§ **Work order**: Below are the records. Reproduce exactly the lines from the one containing "Serialize everything readable" through the final line, and omit any pictures.

Stored data:
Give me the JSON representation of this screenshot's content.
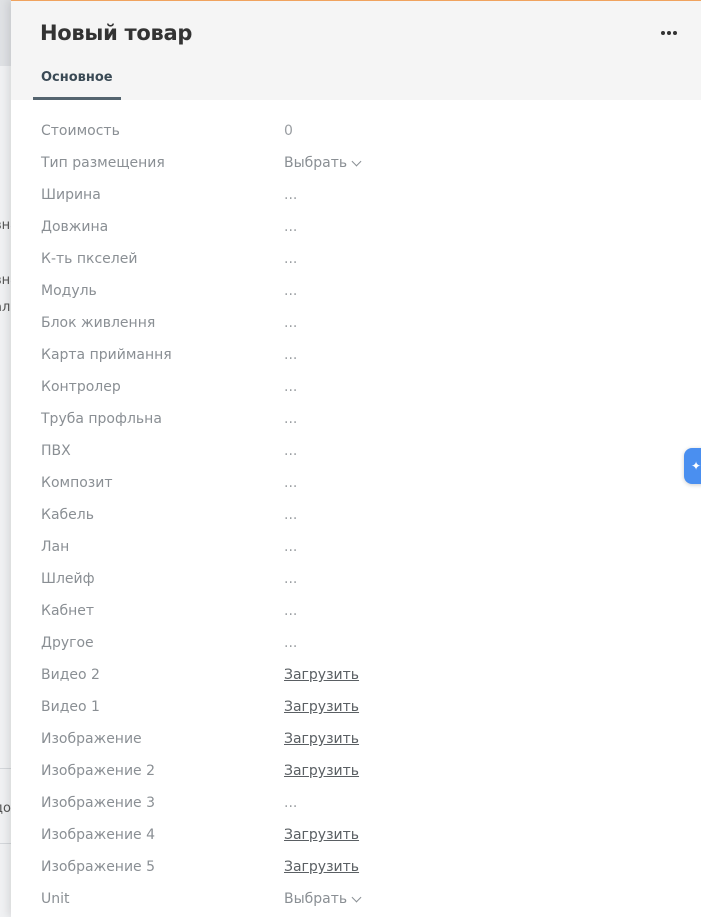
{
  "background": {
    "fragments": [
      "вна",
      "вна",
      "али",
      "до"
    ]
  },
  "header": {
    "title": "Новый товар",
    "more_icon": "ellipsis-horizontal-icon"
  },
  "tabs": [
    {
      "label": "Основное",
      "active": true
    }
  ],
  "fields": [
    {
      "label": "Стоимость",
      "value": "0",
      "kind": "text"
    },
    {
      "label": "Тип размещения",
      "value": "Выбрать",
      "kind": "select"
    },
    {
      "label": "Ширина",
      "value": "...",
      "kind": "text"
    },
    {
      "label": "Довжина",
      "value": "...",
      "kind": "text"
    },
    {
      "label": "К-ть пкселей",
      "value": "...",
      "kind": "text"
    },
    {
      "label": "Модуль",
      "value": "...",
      "kind": "text"
    },
    {
      "label": "Блок живлення",
      "value": "...",
      "kind": "text"
    },
    {
      "label": "Карта приймання",
      "value": "...",
      "kind": "text"
    },
    {
      "label": "Контролер",
      "value": "...",
      "kind": "text"
    },
    {
      "label": "Труба профльна",
      "value": "...",
      "kind": "text"
    },
    {
      "label": "ПВХ",
      "value": "...",
      "kind": "text"
    },
    {
      "label": "Композит",
      "value": "...",
      "kind": "text"
    },
    {
      "label": "Кабель",
      "value": "...",
      "kind": "text"
    },
    {
      "label": "Лан",
      "value": "...",
      "kind": "text"
    },
    {
      "label": "Шлейф",
      "value": "...",
      "kind": "text"
    },
    {
      "label": "Кабнет",
      "value": "...",
      "kind": "text"
    },
    {
      "label": "Другое",
      "value": "...",
      "kind": "text"
    },
    {
      "label": "Видео 2",
      "value": "Загрузить",
      "kind": "link"
    },
    {
      "label": "Видео 1",
      "value": "Загрузить",
      "kind": "link"
    },
    {
      "label": "Изображение",
      "value": "Загрузить",
      "kind": "link"
    },
    {
      "label": "Изображение 2",
      "value": "Загрузить",
      "kind": "link"
    },
    {
      "label": "Изображение 3",
      "value": "...",
      "kind": "text"
    },
    {
      "label": "Изображение 4",
      "value": "Загрузить",
      "kind": "link"
    },
    {
      "label": "Изображение 5",
      "value": "Загрузить",
      "kind": "link"
    },
    {
      "label": "Unit",
      "value": "Выбрать",
      "kind": "select"
    }
  ],
  "side_button": {
    "icon": "sparkle-icon",
    "color": "#4a8ff0"
  },
  "colors": {
    "accent_top_border": "#f0a35e",
    "tab_underline": "#54646f"
  }
}
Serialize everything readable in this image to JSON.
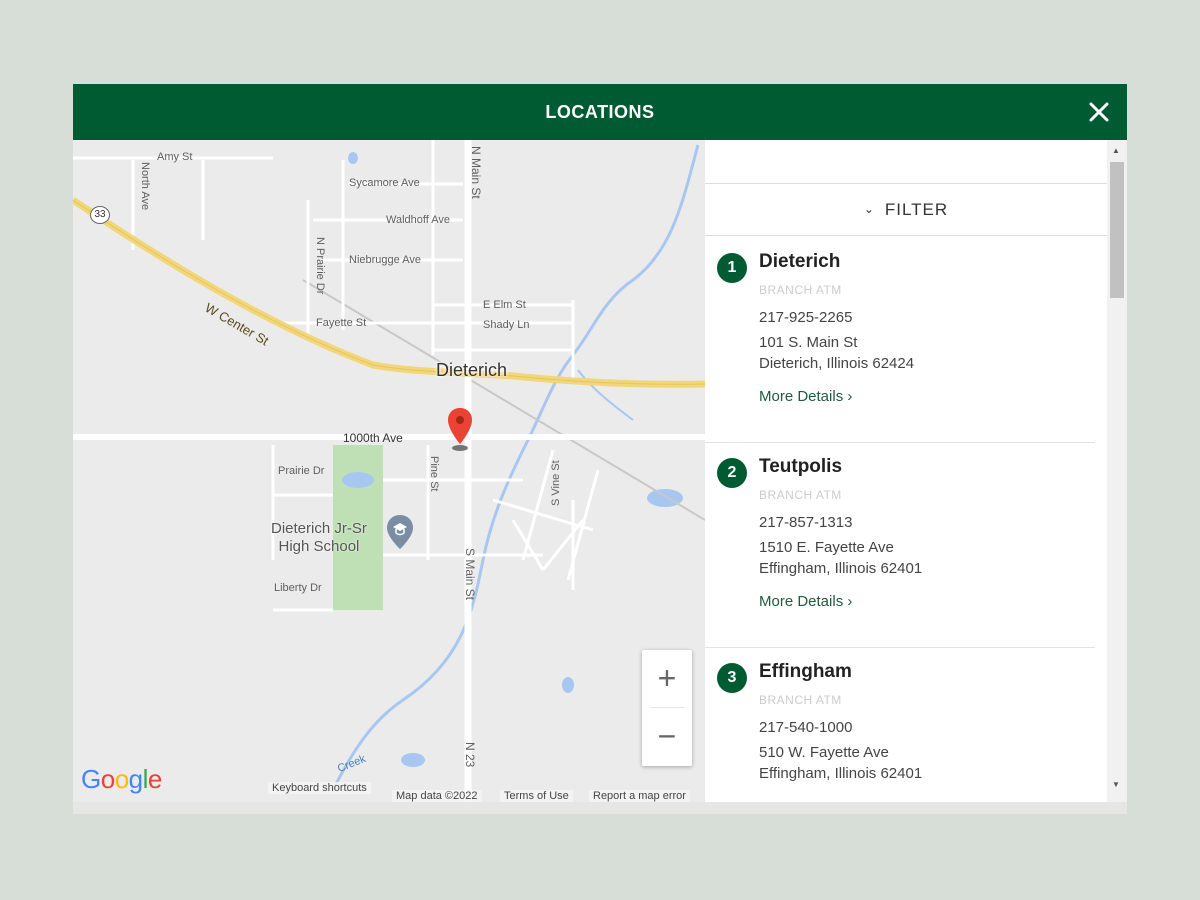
{
  "modal": {
    "title": "LOCATIONS",
    "close_icon": "close-icon"
  },
  "colors": {
    "brand_green": "#005b32",
    "background": "#d6ded7"
  },
  "map": {
    "town": "Dieterich",
    "school_line1": "Dieterich Jr-Sr",
    "school_line2": "High School",
    "highway_number": "33",
    "streets": {
      "amy": "Amy St",
      "sycamore": "Sycamore Ave",
      "waldhoff": "Waldhoff Ave",
      "niebrugge": "Niebrugge Ave",
      "fayette": "Fayette St",
      "elm": "E Elm St",
      "shady": "Shady Ln",
      "w_center": "W Center St",
      "ave_1000th": "1000th Ave",
      "prairie": "Prairie Dr",
      "pine": "Pine St",
      "liberty": "Liberty Dr",
      "north_ave": "North Ave",
      "n_prairie": "N Prairie Dr",
      "n_main": "N Main St",
      "s_main": "S Main St",
      "s_vine": "S Vine St",
      "n_23": "N 23",
      "creek": "Creek"
    },
    "zoom_in": "+",
    "zoom_out": "−",
    "google": [
      "G",
      "o",
      "o",
      "g",
      "l",
      "e"
    ],
    "footer": {
      "shortcuts": "Keyboard shortcuts",
      "map_data": "Map data ©2022",
      "terms": "Terms of Use",
      "report": "Report a map error"
    }
  },
  "panel": {
    "filter_label": "FILTER",
    "locations": [
      {
        "number": "1",
        "name": "Dieterich",
        "type": "BRANCH  ATM",
        "phone": "217-925-2265",
        "address1": "101 S. Main St",
        "address2": "Dieterich, Illinois 62424",
        "more": "More Details ›"
      },
      {
        "number": "2",
        "name": "Teutpolis",
        "type": "BRANCH  ATM",
        "phone": "217-857-1313",
        "address1": "1510 E. Fayette Ave",
        "address2": "Effingham, Illinois 62401",
        "more": "More Details ›"
      },
      {
        "number": "3",
        "name": "Effingham",
        "type": "BRANCH  ATM",
        "phone": "217-540-1000",
        "address1": "510 W. Fayette Ave",
        "address2": "Effingham, Illinois 62401",
        "more": "More Details ›"
      }
    ]
  }
}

§ **Result below**:
Serialize everything readable in this image to JSON.
{
  "modal": {
    "title": "LOCATIONS",
    "close_icon": "close-icon"
  },
  "colors": {
    "brand_green": "#005b32",
    "background": "#d6ded7"
  },
  "map": {
    "town": "Dieterich",
    "school_line1": "Dieterich Jr-Sr",
    "school_line2": "High School",
    "highway_number": "33",
    "streets": {
      "amy": "Amy St",
      "sycamore": "Sycamore Ave",
      "waldhoff": "Waldhoff Ave",
      "niebrugge": "Niebrugge Ave",
      "fayette": "Fayette St",
      "elm": "E Elm St",
      "shady": "Shady Ln",
      "w_center": "W Center St",
      "ave_1000th": "1000th Ave",
      "prairie": "Prairie Dr",
      "pine": "Pine St",
      "liberty": "Liberty Dr",
      "north_ave": "North Ave",
      "n_prairie": "N Prairie Dr",
      "n_main": "N Main St",
      "s_main": "S Main St",
      "s_vine": "S Vine St",
      "n_23": "N 23",
      "creek": "Creek"
    },
    "zoom_in": "+",
    "zoom_out": "−",
    "google": [
      "G",
      "o",
      "o",
      "g",
      "l",
      "e"
    ],
    "footer": {
      "shortcuts": "Keyboard shortcuts",
      "map_data": "Map data ©2022",
      "terms": "Terms of Use",
      "report": "Report a map error"
    }
  },
  "panel": {
    "filter_label": "FILTER",
    "locations": [
      {
        "number": "1",
        "name": "Dieterich",
        "type": "BRANCH  ATM",
        "phone": "217-925-2265",
        "address1": "101 S. Main St",
        "address2": "Dieterich, Illinois 62424",
        "more": "More Details ›"
      },
      {
        "number": "2",
        "name": "Teutpolis",
        "type": "BRANCH  ATM",
        "phone": "217-857-1313",
        "address1": "1510 E. Fayette Ave",
        "address2": "Effingham, Illinois 62401",
        "more": "More Details ›"
      },
      {
        "number": "3",
        "name": "Effingham",
        "type": "BRANCH  ATM",
        "phone": "217-540-1000",
        "address1": "510 W. Fayette Ave",
        "address2": "Effingham, Illinois 62401",
        "more": "More Details ›"
      }
    ]
  }
}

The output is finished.